We asked both NMHH and the Media Council whether they thought it strange that, despite committing to a higher Hungarian music ratio for the sake of being awarded additional points in the frequency tender evaluation, companies that do not broadcast Hungarian music for hours on end were winning radio tenders in certain cities connected to the Rádió 1 network.  To this the body responded that when evaluating the Radio Plus Kft. proposal the Media Council did not take general legal practice into consideration because it was the only applicant.

They also wrote that according to the media law local commercial radios (including the vast majority of radio stations in the countryside) are not required to fulfill the quota.

On the other hand, our expert warned that, while local radios are not required by law to fulfill the quota, the practice is not to award additional points in cases where the ratio of Hungarian music is less than 35.1 percent, while applicants offering to exceed this quota can receive an additional 5 points. This means applicants failing to commit to playing a high ratio of Hungarian music practically have no chance of winning a frequency.

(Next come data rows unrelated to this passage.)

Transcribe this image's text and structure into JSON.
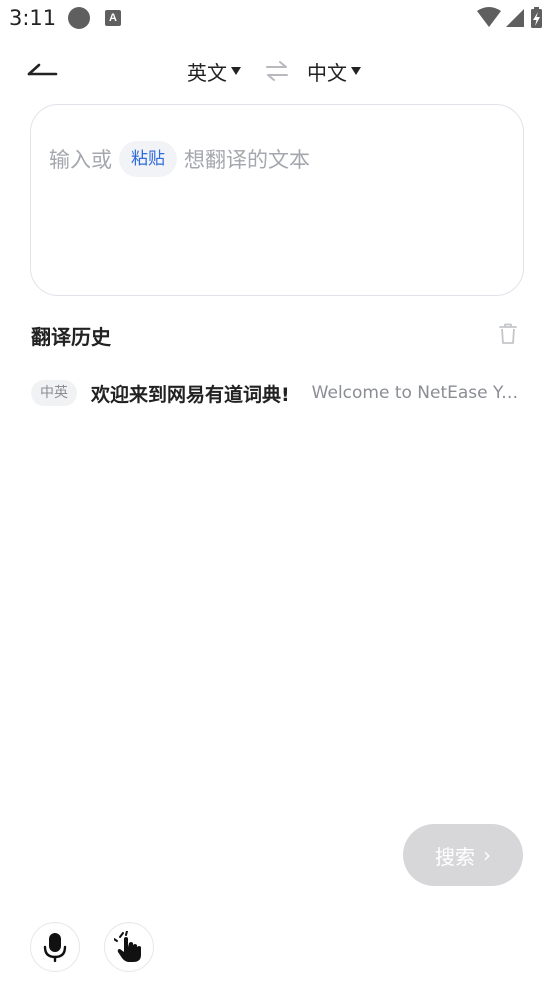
{
  "status_bar": {
    "time": "3:11",
    "a_icon": "A"
  },
  "toolbar": {
    "source_language": "英文",
    "target_language": "中文",
    "back_icon": "arrow-left-icon",
    "swap_icon": "swap-arrows-icon"
  },
  "input": {
    "placeholder_before": "输入或",
    "paste_label": "粘贴",
    "placeholder_after": "想翻译的文本"
  },
  "history": {
    "title": "翻译历史",
    "clear_icon": "trash-icon",
    "items": [
      {
        "lang_pair": "中英",
        "source": "欢迎来到网易有道词典!",
        "target": "Welcome to NetEase Youdao Dictionary!"
      }
    ]
  },
  "search_button": {
    "label": "搜索",
    "chevron": "›"
  },
  "bottom_buttons": {
    "voice_icon": "microphone-icon",
    "gesture_icon": "tap-hand-icon"
  },
  "colors": {
    "accent": "#2f6bdb",
    "search_disabled_bg": "#d7d7d9",
    "placeholder": "#a4a7ad",
    "border": "#e1e3ea"
  }
}
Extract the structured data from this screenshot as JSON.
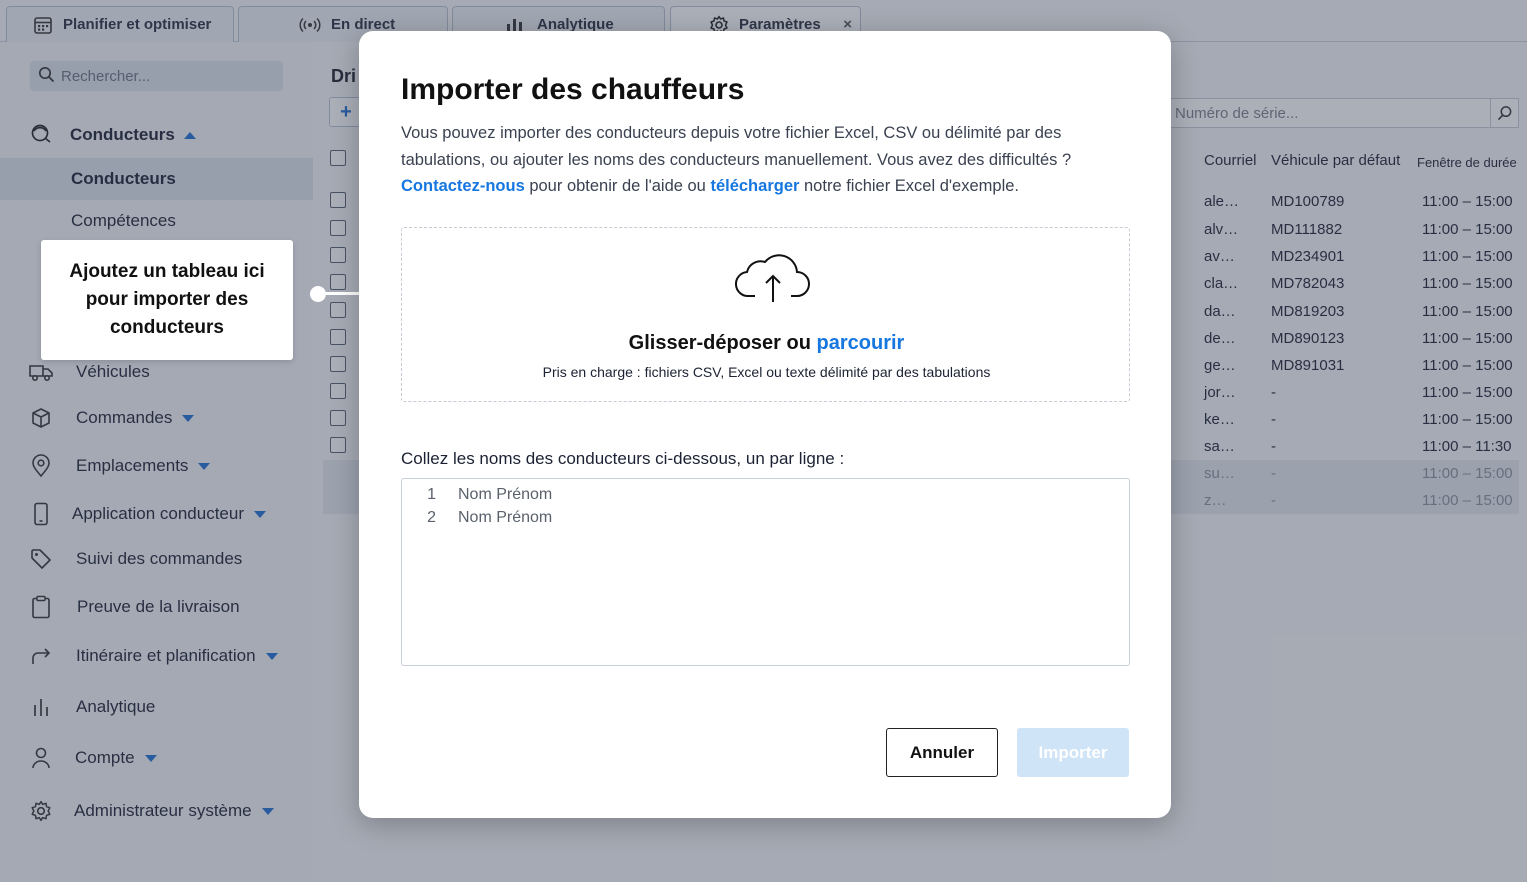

The expert believers the Media Council’s answers are cynical because it is not possible to know beforehand when applying for a radio frequency whether the party in question will be the only applicant, and for this reason everyone plays it safe by agreeing to play a higher ratio of Hungarian music. Among the major county radio stations there is not one that had not at least committed to uphold the 35.1 percent quota. For this reason local radio stations must also meet the quotas undertaken in their applications and radio stations are effectively obliged to honor the quotas even though the law does not pertain to them. On the other hand, Rádió 1 operator Radio Plus Kft. is a regional broadcaster, and is therefore legally bound.

We also asked the Media Council what it thought about the government’s film commissioner’s radio station not playing sufficient Hungarian music according to the law, to which it repeated its first answer, to wit: that the question of whether or not it fulfilled its quota would be examined after 2017.